- UK-based Remediiate grows microalgae at scale and is seeking product development partners to formulate a finished feed to compete for the shrimp category.
- California, US located, Star Milling Co, is selling rainbow trout feed containing a barley protein concentrate produced by its contest partner Scoular Company.
Growing share of fishmeal and fish oil is being produced from fish by-products
While the hunt is on for alternatives to fishmeal and fish oil for use in fish feed, an FAO report sees increasing use of fishmeal production from fish by-products.
Fishmeal and fish oil can be produced from whole fish, fish trimmings or other fish processing by-products. A number of different species are used for fishmeal and fish oil production, including small pelagic species such as Peruvian anchoveta.
The amount of wild fish utilized for reduction to fishmeal and fish oil peaked in 1994 at over 30 million tons and then declined to less than 14m tons in 2014. In 2018, it rose to about 18m tons due to increased catches of Peruvian anchoveta, according to the recent publication from the UN's Food and Agriculture Organization (FAO), The Sate of World Fisheries and Aquaculture 2020.
Fishmeal and fish-oil production fluctuate according to changes in species catches, in particular anchoveta, dominated by the El Niño–Southern Oscillation, which affects stock abundance. Over time, the adoption of good management practices and certification schemes has decreased the volumes of unsustainable catches of species targeted for reduction to fishmeal, found the report.
The progressive reduction in supply of marine ingredients has been coupled with a surging demand driven by a fast-growing aquaculture industry, which increased the prices of fishmeal and fish oil. As a result, a growing share of fishmeal and fish oil is being produced from fish by-products, reads the report.
It is now estimated that these by-products are used to produce up to 25–35% of the total volume of fishmeal and fish oil, but regional differences exist, and timely collection and treatment of these by-products is crucial for their further processing, said the FAO. The by-products are usually composed of heads (which represent 9–12% of total fish weight), viscera (12–18%), skin (1–3%), bones (9–15%) and scales (about 5%), it reported.

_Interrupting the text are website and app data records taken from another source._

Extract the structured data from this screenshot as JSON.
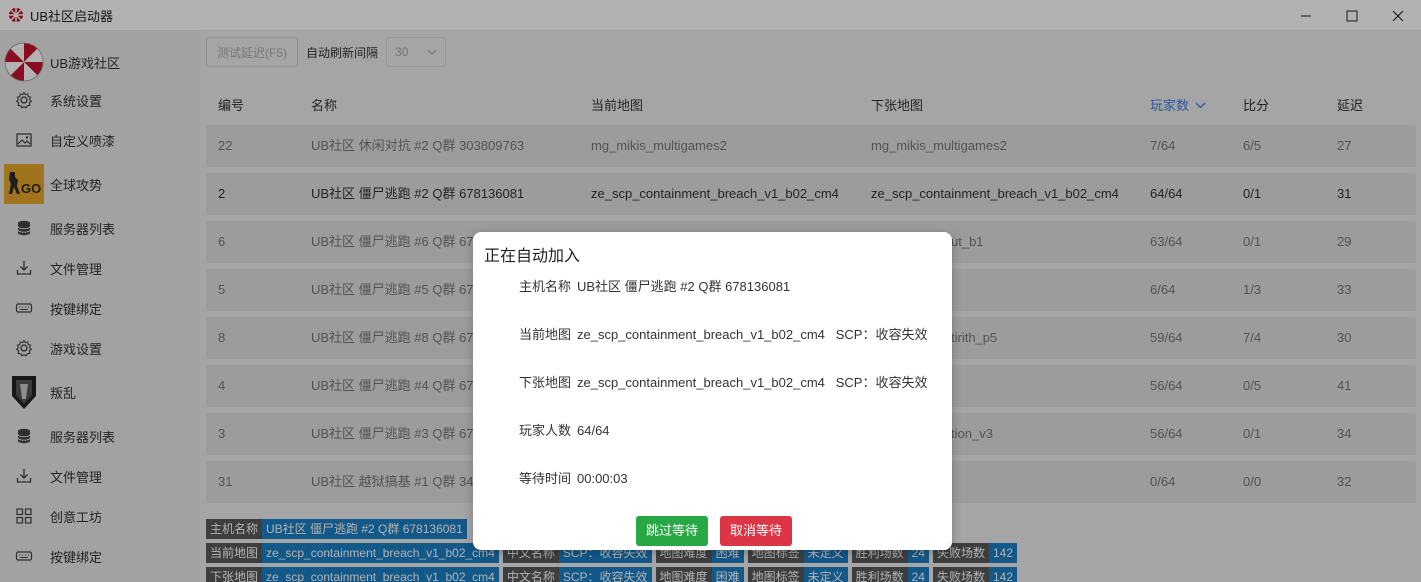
{
  "window": {
    "title": "UB社区启动器"
  },
  "sidebar": {
    "community_label": "UB游戏社区",
    "items": [
      {
        "label": "系统设置"
      },
      {
        "label": "自定义喷漆"
      },
      {
        "label": "全球攻势"
      },
      {
        "label": "服务器列表"
      },
      {
        "label": "文件管理"
      },
      {
        "label": "按键绑定"
      },
      {
        "label": "游戏设置"
      },
      {
        "label": "叛乱"
      },
      {
        "label": "服务器列表"
      },
      {
        "label": "文件管理"
      },
      {
        "label": "创意工坊"
      },
      {
        "label": "按键绑定"
      }
    ]
  },
  "toolbar": {
    "ping_test_label": "测试延迟(F5)",
    "auto_refresh_label": "自动刷新间隔",
    "auto_refresh_value": "30"
  },
  "table": {
    "headers": {
      "id": "编号",
      "name": "名称",
      "map": "当前地图",
      "next_map": "下张地图",
      "players": "玩家数",
      "score": "比分",
      "ping": "延迟"
    },
    "rows": [
      {
        "id": "22",
        "name": "UB社区 休闲对抗 #2 Q群 303809763",
        "map": "mg_mikis_multigames2",
        "next_map": "mg_mikis_multigames2",
        "players": "7/64",
        "score": "6/5",
        "ping": "27"
      },
      {
        "id": "2",
        "name": "UB社区 僵尸逃跑 #2 Q群 678136081",
        "map": "ze_scp_containment_breach_v1_b02_cm4",
        "next_map": "ze_scp_containment_breach_v1_b02_cm4",
        "players": "64/64",
        "score": "0/1",
        "ping": "31"
      },
      {
        "id": "6",
        "name": "UB社区 僵尸逃跑 #6 Q群 678",
        "map": "",
        "next_map": "ut_b1",
        "players": "63/64",
        "score": "0/1",
        "ping": "29"
      },
      {
        "id": "5",
        "name": "UB社区 僵尸逃跑 #5 Q群 678",
        "map": "",
        "next_map": "",
        "players": "6/64",
        "score": "1/3",
        "ping": "33"
      },
      {
        "id": "8",
        "name": "UB社区 僵尸逃跑 #8 Q群 678",
        "map": "",
        "next_map": "tirith_p5",
        "players": "59/64",
        "score": "7/4",
        "ping": "30"
      },
      {
        "id": "4",
        "name": "UB社区 僵尸逃跑 #4 Q群 678",
        "map": "",
        "next_map": "",
        "players": "56/64",
        "score": "0/5",
        "ping": "41"
      },
      {
        "id": "3",
        "name": "UB社区 僵尸逃跑 #3 Q群 678",
        "map": "",
        "next_map": "tion_v3",
        "players": "56/64",
        "score": "0/1",
        "ping": "34"
      },
      {
        "id": "31",
        "name": "UB社区 越狱搞基 #1 Q群 346",
        "map": "",
        "next_map": "",
        "players": "0/64",
        "score": "0/0",
        "ping": "32"
      }
    ]
  },
  "infobar": {
    "host": {
      "k": "主机名称",
      "v": "UB社区 僵尸逃跑 #2 Q群 678136081"
    },
    "current": [
      {
        "k": "当前地图",
        "v": "ze_scp_containment_breach_v1_b02_cm4"
      },
      {
        "k": "中文名称",
        "v": "SCP：收容失效"
      },
      {
        "k": "地图难度",
        "v": "困难"
      },
      {
        "k": "地图标签",
        "v": "未定义"
      },
      {
        "k": "胜利场数",
        "v": "24"
      },
      {
        "k": "失败场数",
        "v": "142"
      }
    ],
    "next": [
      {
        "k": "下张地图",
        "v": "ze_scp_containment_breach_v1_b02_cm4"
      },
      {
        "k": "中文名称",
        "v": "SCP：收容失效"
      },
      {
        "k": "地图难度",
        "v": "困难"
      },
      {
        "k": "地图标签",
        "v": "未定义"
      },
      {
        "k": "胜利场数",
        "v": "24"
      },
      {
        "k": "失败场数",
        "v": "142"
      }
    ]
  },
  "dialog": {
    "title": "正在自动加入",
    "host_label": "主机名称",
    "host_value": "UB社区 僵尸逃跑 #2 Q群 678136081",
    "map_label": "当前地图",
    "map_value": "ze_scp_containment_breach_v1_b02_cm4   SCP：收容失效",
    "next_label": "下张地图",
    "next_value": "ze_scp_containment_breach_v1_b02_cm4   SCP：收容失效",
    "players_label": "玩家人数",
    "players_value": "64/64",
    "wait_label": "等待时间",
    "wait_value": "00:00:03",
    "skip_label": "跳过等待",
    "cancel_label": "取消等待"
  },
  "colors": {
    "accent": "#3b7ddd",
    "tag_value": "#1a7fc4",
    "skip": "#28a745",
    "cancel": "#dc3545"
  }
}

Lower fishmeal and fish oil feed inclusion rates
Fishmeal and fish oil are still considered the most nutritious and most digestible ingredients for farmed fish, as well as the major source of omega-3 fatty acids, EPA and DHA, said the FAO.

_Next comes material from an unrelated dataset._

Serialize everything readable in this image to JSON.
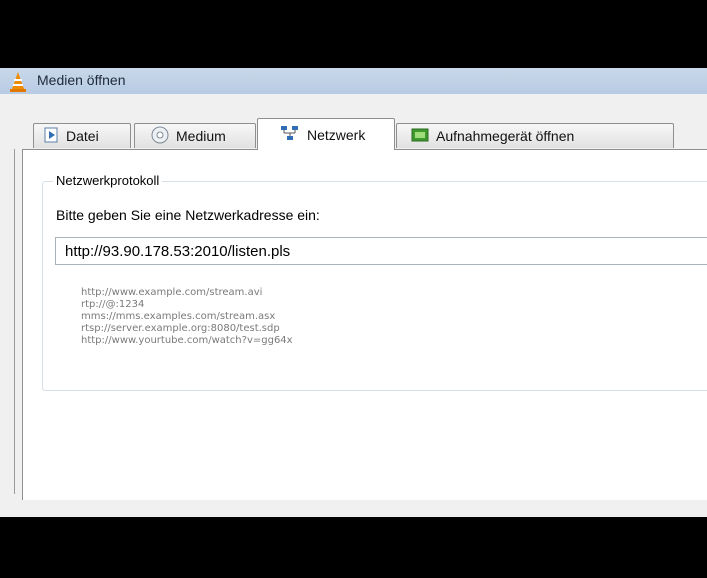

“However, their inclusion rates in compound feeds for aquaculture have shown a clear downward trend, largely as a result of supply and price variation coupled with continuously increasing demand from the aquafeed industry. They are increasingly used selectively at specific stages of production, such as for hatchery, broodstock, and finishing diets, and the incorporation of fishmeal and fish oil in grower diets is decreasing. For example, their share in grower diets for farmed Atlantic salmon is now often less than 10%.”